--- TASK TO COMPLETE ---
Your response should consist of the entries below, written out exactly.

[Web page and app entries]
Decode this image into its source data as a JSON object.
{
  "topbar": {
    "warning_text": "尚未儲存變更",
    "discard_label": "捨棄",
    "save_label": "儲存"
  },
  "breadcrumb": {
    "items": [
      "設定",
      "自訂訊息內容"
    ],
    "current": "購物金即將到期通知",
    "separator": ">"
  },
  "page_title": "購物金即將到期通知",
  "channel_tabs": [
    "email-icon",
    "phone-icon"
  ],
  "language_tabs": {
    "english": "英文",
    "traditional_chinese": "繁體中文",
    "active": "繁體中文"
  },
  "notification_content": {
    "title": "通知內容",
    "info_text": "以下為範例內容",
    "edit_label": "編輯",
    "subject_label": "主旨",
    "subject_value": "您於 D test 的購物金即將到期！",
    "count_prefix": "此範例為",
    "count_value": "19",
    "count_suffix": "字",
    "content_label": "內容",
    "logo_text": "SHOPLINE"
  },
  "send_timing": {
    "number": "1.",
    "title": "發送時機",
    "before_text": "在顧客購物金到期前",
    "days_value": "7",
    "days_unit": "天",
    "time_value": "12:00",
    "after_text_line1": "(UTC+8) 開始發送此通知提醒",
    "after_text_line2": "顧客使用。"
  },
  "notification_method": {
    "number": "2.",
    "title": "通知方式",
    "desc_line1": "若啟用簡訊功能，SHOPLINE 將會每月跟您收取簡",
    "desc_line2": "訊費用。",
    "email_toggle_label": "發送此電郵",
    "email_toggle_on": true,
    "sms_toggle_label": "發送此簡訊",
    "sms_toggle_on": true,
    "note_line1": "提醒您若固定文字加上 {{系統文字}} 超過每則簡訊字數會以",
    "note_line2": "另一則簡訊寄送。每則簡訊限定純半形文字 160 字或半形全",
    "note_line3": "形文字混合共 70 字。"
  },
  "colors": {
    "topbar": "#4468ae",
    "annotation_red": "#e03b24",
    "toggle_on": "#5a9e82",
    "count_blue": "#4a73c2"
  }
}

--- REPLY ---
Decode this image into its source data as a JSON object.
{
  "topbar": {
    "warning_text": "尚未儲存變更",
    "discard_label": "捨棄",
    "save_label": "儲存"
  },
  "breadcrumb": {
    "items": [
      "設定",
      "自訂訊息內容"
    ],
    "current": "購物金即將到期通知",
    "separator": ">"
  },
  "page_title": "購物金即將到期通知",
  "channel_tabs": [
    "email-icon",
    "phone-icon"
  ],
  "language_tabs": {
    "english": "英文",
    "traditional_chinese": "繁體中文",
    "active": "繁體中文"
  },
  "notification_content": {
    "title": "通知內容",
    "info_text": "以下為範例內容",
    "edit_label": "編輯",
    "subject_label": "主旨",
    "subject_value": "您於 D test 的購物金即將到期！",
    "count_prefix": "此範例為",
    "count_value": "19",
    "count_suffix": "字",
    "content_label": "內容",
    "logo_text": "SHOPLINE"
  },
  "send_timing": {
    "number": "1.",
    "title": "發送時機",
    "before_text": "在顧客購物金到期前",
    "days_value": "7",
    "days_unit": "天",
    "time_value": "12:00",
    "after_text_line1": "(UTC+8) 開始發送此通知提醒",
    "after_text_line2": "顧客使用。"
  },
  "notification_method": {
    "number": "2.",
    "title": "通知方式",
    "desc_line1": "若啟用簡訊功能，SHOPLINE 將會每月跟您收取簡",
    "desc_line2": "訊費用。",
    "email_toggle_label": "發送此電郵",
    "email_toggle_on": true,
    "sms_toggle_label": "發送此簡訊",
    "sms_toggle_on": true,
    "note_line1": "提醒您若固定文字加上 {{系統文字}} 超過每則簡訊字數會以",
    "note_line2": "另一則簡訊寄送。每則簡訊限定純半形文字 160 字或半形全",
    "note_line3": "形文字混合共 70 字。"
  },
  "colors": {
    "topbar": "#4468ae",
    "annotation_red": "#e03b24",
    "toggle_on": "#5a9e82",
    "count_blue": "#4a73c2"
  }
}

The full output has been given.